The **inertia force** putting the body in compression is therefore:

**F _{inertia} = 0.062 * 1610 = 100 lbs** (or, more simply, 2.0 * 50 = 100 lb).

And the **total compressive force** acting on the rocket upper body:

**F _{total} =143 + 100 = 243 lbs.**

Since the maximum allowable compressive force was previously calculated to be **1675 lbs**, the body clearly has a wide margin of safety with regard to its structural capability.

Theoretically, it may be possible to use an even thinner walled body. However, *handling loads* pretty well rule this out, as too thin a wall can easily be dented or distorted during handling.

It should be noted that the above analysis applies to a rocket in stable flight flying head on (zero angle of attack) and neglects effects of a cross-wind. The effect of non-zero angle of attack and cross-wind is to subject the rocket body to bending. This places additional stress on the rocket body that is added directly to the basic axial stress computed earlier.
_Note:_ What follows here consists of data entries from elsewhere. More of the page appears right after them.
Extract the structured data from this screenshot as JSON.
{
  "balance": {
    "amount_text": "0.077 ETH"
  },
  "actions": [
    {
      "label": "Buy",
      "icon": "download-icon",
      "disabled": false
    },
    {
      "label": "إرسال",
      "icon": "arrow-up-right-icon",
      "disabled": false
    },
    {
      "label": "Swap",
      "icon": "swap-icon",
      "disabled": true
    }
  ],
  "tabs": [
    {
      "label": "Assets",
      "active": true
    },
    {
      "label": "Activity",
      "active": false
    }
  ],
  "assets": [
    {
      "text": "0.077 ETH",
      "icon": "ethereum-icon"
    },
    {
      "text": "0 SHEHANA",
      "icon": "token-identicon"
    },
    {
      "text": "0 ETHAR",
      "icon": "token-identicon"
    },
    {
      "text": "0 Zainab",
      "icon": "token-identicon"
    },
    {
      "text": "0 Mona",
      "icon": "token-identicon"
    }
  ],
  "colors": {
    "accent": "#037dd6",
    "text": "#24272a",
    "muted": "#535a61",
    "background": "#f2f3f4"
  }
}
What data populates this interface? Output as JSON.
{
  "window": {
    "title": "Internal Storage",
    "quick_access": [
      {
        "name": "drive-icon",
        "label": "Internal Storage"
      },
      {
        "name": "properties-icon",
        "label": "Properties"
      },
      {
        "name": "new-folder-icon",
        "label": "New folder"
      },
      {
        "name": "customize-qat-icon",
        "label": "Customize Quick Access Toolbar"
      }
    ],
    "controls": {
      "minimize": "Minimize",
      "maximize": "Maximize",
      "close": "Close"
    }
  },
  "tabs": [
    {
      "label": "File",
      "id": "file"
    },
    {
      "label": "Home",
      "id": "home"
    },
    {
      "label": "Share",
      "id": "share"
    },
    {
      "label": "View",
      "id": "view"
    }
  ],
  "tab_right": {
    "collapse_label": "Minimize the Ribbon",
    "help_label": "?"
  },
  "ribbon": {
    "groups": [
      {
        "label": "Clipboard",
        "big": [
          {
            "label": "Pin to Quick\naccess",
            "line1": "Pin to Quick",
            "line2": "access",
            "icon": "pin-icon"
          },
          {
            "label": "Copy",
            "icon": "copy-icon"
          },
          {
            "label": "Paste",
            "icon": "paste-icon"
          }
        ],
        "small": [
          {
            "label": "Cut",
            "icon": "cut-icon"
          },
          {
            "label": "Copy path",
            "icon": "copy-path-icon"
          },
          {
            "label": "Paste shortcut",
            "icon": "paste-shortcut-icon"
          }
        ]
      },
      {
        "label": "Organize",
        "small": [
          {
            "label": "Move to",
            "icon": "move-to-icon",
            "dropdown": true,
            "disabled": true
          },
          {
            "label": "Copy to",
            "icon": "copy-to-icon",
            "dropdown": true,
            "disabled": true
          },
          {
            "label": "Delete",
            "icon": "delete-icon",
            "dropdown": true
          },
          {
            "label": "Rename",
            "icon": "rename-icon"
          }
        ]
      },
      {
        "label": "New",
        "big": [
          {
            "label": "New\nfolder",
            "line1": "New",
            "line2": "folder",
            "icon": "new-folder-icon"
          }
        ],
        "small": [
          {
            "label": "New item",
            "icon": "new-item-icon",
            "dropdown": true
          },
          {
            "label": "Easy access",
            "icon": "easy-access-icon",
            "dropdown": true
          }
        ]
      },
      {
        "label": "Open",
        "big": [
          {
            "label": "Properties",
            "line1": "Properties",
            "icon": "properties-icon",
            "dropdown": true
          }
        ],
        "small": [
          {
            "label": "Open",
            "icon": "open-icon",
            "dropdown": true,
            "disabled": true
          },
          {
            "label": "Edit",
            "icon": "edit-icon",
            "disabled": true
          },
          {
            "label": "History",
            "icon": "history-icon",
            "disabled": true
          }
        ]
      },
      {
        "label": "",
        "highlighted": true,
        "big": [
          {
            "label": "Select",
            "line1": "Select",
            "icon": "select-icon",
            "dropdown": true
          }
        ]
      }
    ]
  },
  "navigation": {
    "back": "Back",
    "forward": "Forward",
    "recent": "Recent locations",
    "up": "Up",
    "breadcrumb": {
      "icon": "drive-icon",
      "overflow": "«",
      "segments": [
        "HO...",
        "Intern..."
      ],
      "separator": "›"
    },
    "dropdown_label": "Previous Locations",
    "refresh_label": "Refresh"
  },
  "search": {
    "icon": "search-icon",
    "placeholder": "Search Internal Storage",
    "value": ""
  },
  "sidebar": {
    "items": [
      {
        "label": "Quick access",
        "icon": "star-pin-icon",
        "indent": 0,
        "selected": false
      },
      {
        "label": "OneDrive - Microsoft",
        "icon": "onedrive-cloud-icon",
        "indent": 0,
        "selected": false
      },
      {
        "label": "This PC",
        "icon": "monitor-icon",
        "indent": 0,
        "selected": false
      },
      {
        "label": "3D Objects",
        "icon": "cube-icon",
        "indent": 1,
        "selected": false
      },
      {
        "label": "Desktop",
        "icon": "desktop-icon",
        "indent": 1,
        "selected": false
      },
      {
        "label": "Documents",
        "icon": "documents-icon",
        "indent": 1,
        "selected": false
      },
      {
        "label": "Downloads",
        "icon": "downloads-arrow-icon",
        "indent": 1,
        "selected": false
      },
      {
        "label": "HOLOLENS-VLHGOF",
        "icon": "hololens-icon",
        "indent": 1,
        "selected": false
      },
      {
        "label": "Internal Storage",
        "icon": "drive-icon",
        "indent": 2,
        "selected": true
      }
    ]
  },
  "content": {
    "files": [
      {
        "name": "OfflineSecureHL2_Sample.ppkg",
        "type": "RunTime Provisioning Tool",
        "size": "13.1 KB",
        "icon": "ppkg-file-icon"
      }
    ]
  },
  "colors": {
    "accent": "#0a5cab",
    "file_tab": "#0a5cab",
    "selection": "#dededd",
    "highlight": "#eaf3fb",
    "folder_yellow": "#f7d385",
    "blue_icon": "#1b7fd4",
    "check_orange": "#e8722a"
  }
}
If a rocket is unstable or marginally stable, the bending stress can far exceed the basic axial stress.